#### Material shown
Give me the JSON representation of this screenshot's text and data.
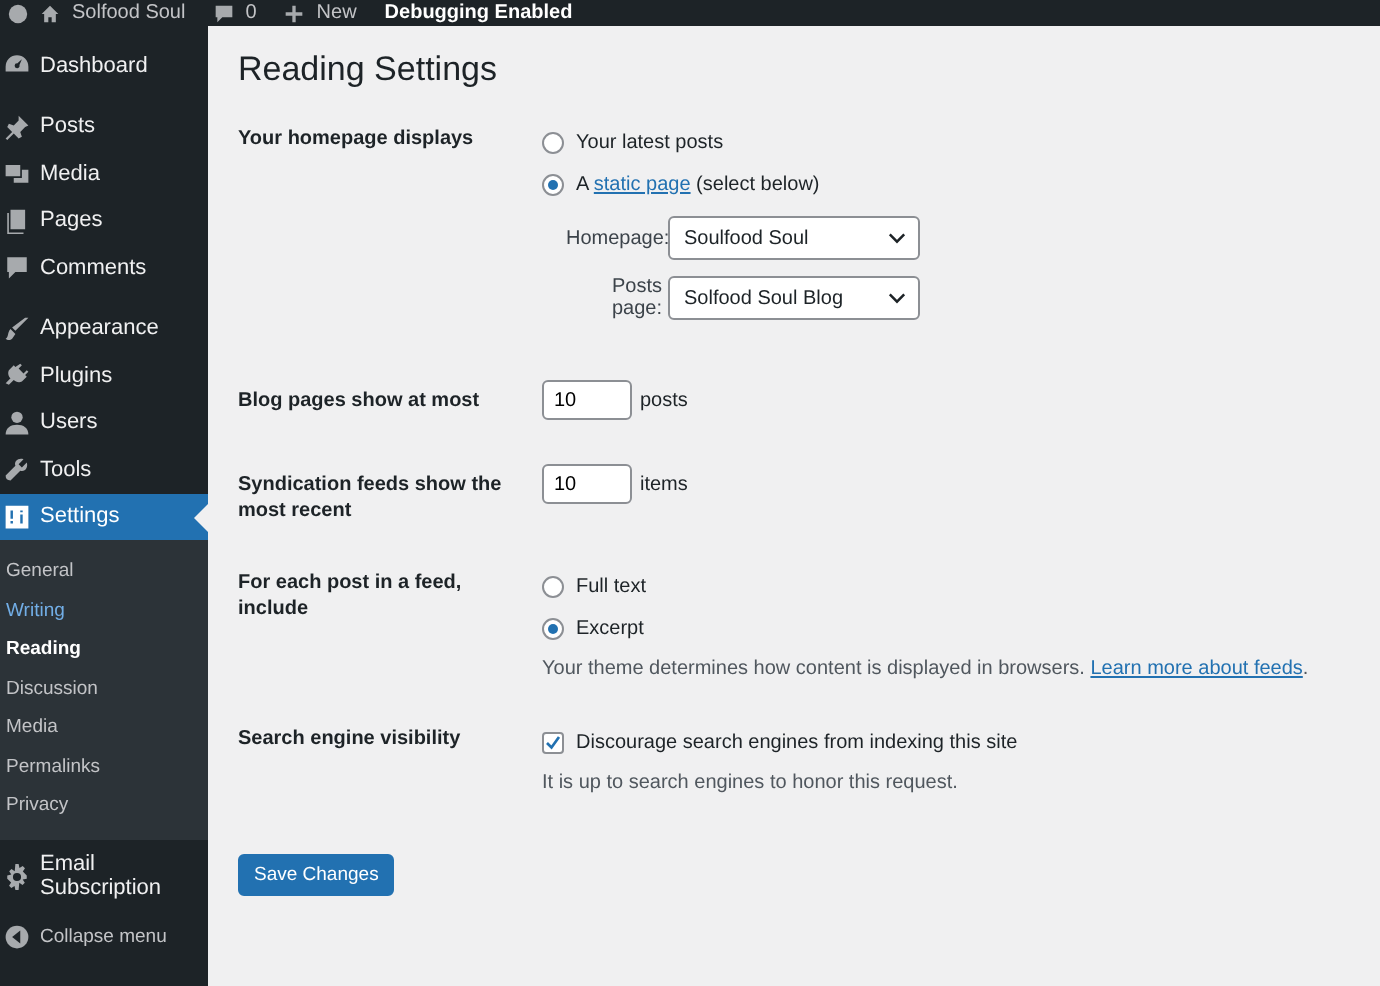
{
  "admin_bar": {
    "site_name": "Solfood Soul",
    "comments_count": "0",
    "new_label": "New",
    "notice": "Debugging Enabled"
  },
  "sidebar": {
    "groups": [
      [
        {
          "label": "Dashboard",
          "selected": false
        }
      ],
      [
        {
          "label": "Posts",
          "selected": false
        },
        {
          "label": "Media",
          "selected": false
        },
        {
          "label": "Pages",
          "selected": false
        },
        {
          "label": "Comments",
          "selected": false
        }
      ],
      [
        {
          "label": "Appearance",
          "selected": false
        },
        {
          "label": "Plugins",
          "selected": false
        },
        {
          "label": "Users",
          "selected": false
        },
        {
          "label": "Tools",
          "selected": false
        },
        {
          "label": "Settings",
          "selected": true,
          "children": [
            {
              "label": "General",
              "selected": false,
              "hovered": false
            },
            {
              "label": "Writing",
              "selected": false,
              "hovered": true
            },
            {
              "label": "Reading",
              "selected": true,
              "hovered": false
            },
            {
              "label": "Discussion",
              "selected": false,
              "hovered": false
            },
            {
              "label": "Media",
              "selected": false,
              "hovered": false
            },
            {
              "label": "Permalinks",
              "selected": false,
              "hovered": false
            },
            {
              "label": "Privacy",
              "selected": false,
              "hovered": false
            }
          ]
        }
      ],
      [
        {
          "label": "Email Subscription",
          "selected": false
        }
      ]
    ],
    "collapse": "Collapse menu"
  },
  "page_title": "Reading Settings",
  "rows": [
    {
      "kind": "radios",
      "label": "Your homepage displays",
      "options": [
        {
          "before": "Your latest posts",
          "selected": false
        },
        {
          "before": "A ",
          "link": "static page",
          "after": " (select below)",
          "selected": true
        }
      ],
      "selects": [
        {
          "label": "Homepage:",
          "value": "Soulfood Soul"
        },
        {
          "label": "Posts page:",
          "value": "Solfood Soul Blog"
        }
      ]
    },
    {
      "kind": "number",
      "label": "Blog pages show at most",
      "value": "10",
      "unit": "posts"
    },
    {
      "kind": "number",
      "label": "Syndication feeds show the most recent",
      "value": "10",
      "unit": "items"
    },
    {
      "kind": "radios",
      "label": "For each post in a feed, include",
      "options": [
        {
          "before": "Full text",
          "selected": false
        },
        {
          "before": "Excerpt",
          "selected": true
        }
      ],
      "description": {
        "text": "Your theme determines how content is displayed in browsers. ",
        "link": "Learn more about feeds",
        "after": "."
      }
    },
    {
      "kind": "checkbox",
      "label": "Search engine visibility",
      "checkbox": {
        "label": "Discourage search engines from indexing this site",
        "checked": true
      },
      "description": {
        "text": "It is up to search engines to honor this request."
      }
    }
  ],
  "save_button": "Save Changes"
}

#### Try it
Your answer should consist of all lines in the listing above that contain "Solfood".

#### Response to this task
    "site_name": "Solfood Soul",
          "value": "Solfood Soul Blog"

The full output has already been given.